The RMS can conduct high-resolution spot checks at 0.5mm x 0.5mm (0.02in x 0.02in) intervals through to something as low as 50mm x 50mm (2in x 2in). The resolution chosen is a compromise between the time allocated to conduct the inspection and the largest discontinuity the asset owner is willing to miss. Alternatively, a fast-coarse scan on a low-resolution could be conducted first to find the areas of interest followed by high-resolution scans. Of course, the inspection time can be reduced by only targeting areas of the asset that are normally associated with corrosion, e.g. the product interface level in a storage tank.
Phased array UT (PAUT) extends on the regular spot measurement of the single crystal method by using an array of N ultrasonic transducers (or elements). Through electronic scanning of these elements, a wider scan area can be acquired as opposed to the standard single element. When the probe is swept, a strip of measurements is created. With minimal overlap, far less raster sweeps of the probe is required to cover the same area to that of a single crystal probe. Using the RMS with a PAUT probe and one of the self-contained M2M Mantis™ or Gekko® units incorporating the ultrasonic pulser, data storage and multi-touch display with workflow user interface can drastically improve the efficiency of each scan. For example, a 1800mm (71in) long, 300mm (12in) wide scan with a high measurement resolution of 1mm x 1mm (0.04in x 0.04in), a raster scan with a single crystal probe would take around 55 minutes to complete. With a wider probe, less sweeps and at the same measurement resolution, the RMS coupled with a PAUT probe would take around 8.5 minutes; a 6-fold improvement in corrosion mapping efficiency.
In addition to standard PAUT, the Mantis and Gekko can perform Total Focusing Method (TFM) when corrosion mapping to further elevate the quality of the reported indications by synthetically focusing all points under the array of the probe. For each probe position, an element in the array is fired once and all elements listen for reflections. This is repeated for each element resulting in a collection of N B-Scans. Through the TFM method, an image is constructed by summing specific points from each of the B-Scans to give a focused, “cross-sectional like” representation of the component under the array. This leads to better defect representations, more intuitive analysis, and faster inspection. This can be conducted in real-time on the Mantis and Gekko to deliver reportable results directly to the inspector with the same mapping efficiency to standard PAUT. One example benefit of TFM for corrosion mapping is the presentation of the defect shape. For example, a dome-end like corrosion area on the far side of an inspection sample can have reflectors at an incident angle greater than 45°. For the single crystal approach, the sound would not reflect to the probe location and so the roll-off of the defect would show severely reduced amplitude. With an array probe and with the TFM approach, the width of the probe would result in the further elements detecting the 45° reflections resulting in a holistic representation of the corrosion profile.

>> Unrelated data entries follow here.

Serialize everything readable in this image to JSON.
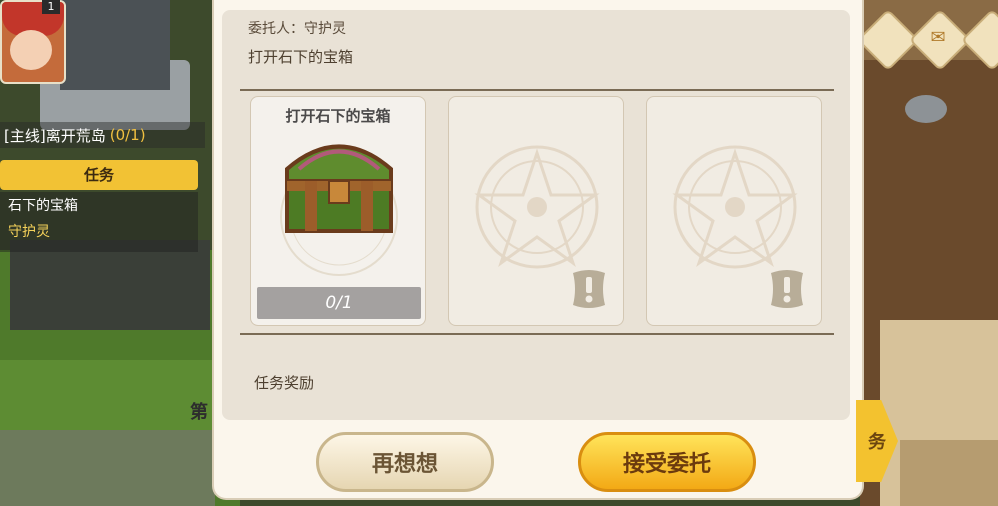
{
  "hud": {
    "level": "1",
    "quest_line": "[主线]离开荒岛",
    "quest_progress": "(0/1)",
    "task_tab": "任务",
    "task_items": [
      "石下的宝箱",
      "守护灵"
    ]
  },
  "dialog": {
    "client_label": "委托人：守护灵",
    "task_desc": "打开石下的宝箱",
    "cards": [
      {
        "title": "打开石下的宝箱",
        "count": "0/1",
        "state": "filled"
      },
      {
        "title": "",
        "count": "",
        "state": "locked"
      },
      {
        "title": "",
        "count": "",
        "state": "locked"
      }
    ],
    "reward_label": "任务奖励",
    "buttons": {
      "think": "再想想",
      "accept": "接受委托"
    }
  },
  "side": {
    "right_arrow_text": "务",
    "left_partial_text": "第"
  },
  "icons": [
    "treasure-chest-icon",
    "rune-emblem-icon",
    "scroll-exclamation-icon",
    "mail-icon"
  ]
}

For over a decade, the corrosion mapping instruments offered by Eddyfi Technologies has evolved to offer enhanced efficiency and imaging. Contact us to learn more about our corrosion mapping solutions on offer to meet your needs.